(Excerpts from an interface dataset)
====================

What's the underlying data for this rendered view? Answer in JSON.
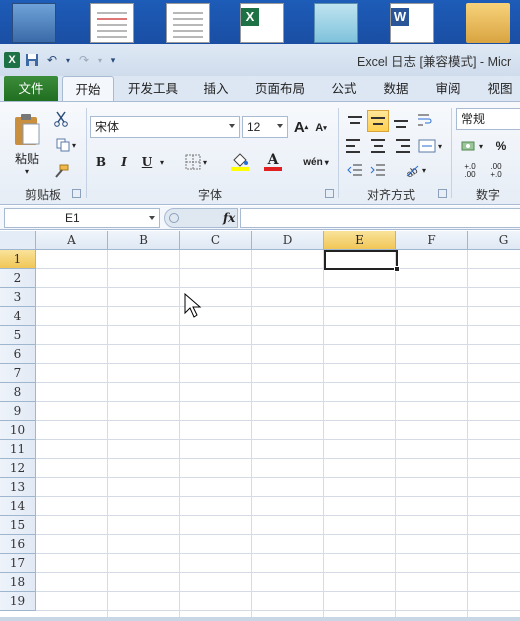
{
  "window": {
    "title": "Excel 日志  [兼容模式] - Micr"
  },
  "ribbon_tabs": [
    "文件",
    "开始",
    "开发工具",
    "插入",
    "页面布局",
    "公式",
    "数据",
    "审阅",
    "视图"
  ],
  "active_tab": "开始",
  "clipboard": {
    "paste_label": "粘贴",
    "group_label": "剪贴板"
  },
  "font": {
    "name": "宋体",
    "size": "12",
    "group_label": "字体",
    "bold": "B",
    "italic": "I",
    "underline": "U",
    "grow": "A",
    "shrink": "A",
    "font_color_letter": "A",
    "phonetic": "wén"
  },
  "alignment": {
    "group_label": "对齐方式"
  },
  "number": {
    "format": "常规",
    "percent": "%",
    "group_label": "数字",
    "inc_dec": "+.0 .00",
    "dec_dec": ".00 +.0"
  },
  "formula_bar": {
    "name_box": "E1",
    "fx_label": "fx",
    "formula": ""
  },
  "columns": [
    "A",
    "B",
    "C",
    "D",
    "E",
    "F",
    "G"
  ],
  "rows": [
    "1",
    "2",
    "3",
    "4",
    "5",
    "6",
    "7",
    "8",
    "9",
    "10",
    "11",
    "12",
    "13",
    "14",
    "15",
    "16",
    "17",
    "18",
    "19"
  ],
  "selected_cell": "E1",
  "colors": {
    "file_tab": "#2e7d32",
    "selection": "#f1c657",
    "font_color_bar": "#e02020",
    "fill_bar": "#ffff00"
  }
}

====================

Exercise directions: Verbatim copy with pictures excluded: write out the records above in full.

Task output:
What's the underlying data for this rendered view? Answer in JSON.
{
  "window": {
    "title": "Excel 日志  [兼容模式] - Micr"
  },
  "ribbon_tabs": [
    "文件",
    "开始",
    "开发工具",
    "插入",
    "页面布局",
    "公式",
    "数据",
    "审阅",
    "视图"
  ],
  "active_tab": "开始",
  "clipboard": {
    "paste_label": "粘贴",
    "group_label": "剪贴板"
  },
  "font": {
    "name": "宋体",
    "size": "12",
    "group_label": "字体",
    "bold": "B",
    "italic": "I",
    "underline": "U",
    "grow": "A",
    "shrink": "A",
    "font_color_letter": "A",
    "phonetic": "wén"
  },
  "alignment": {
    "group_label": "对齐方式"
  },
  "number": {
    "format": "常规",
    "percent": "%",
    "group_label": "数字",
    "inc_dec": "+.0 .00",
    "dec_dec": ".00 +.0"
  },
  "formula_bar": {
    "name_box": "E1",
    "fx_label": "fx",
    "formula": ""
  },
  "columns": [
    "A",
    "B",
    "C",
    "D",
    "E",
    "F",
    "G"
  ],
  "rows": [
    "1",
    "2",
    "3",
    "4",
    "5",
    "6",
    "7",
    "8",
    "9",
    "10",
    "11",
    "12",
    "13",
    "14",
    "15",
    "16",
    "17",
    "18",
    "19"
  ],
  "selected_cell": "E1",
  "colors": {
    "file_tab": "#2e7d32",
    "selection": "#f1c657",
    "font_color_bar": "#e02020",
    "fill_bar": "#ffff00"
  }
}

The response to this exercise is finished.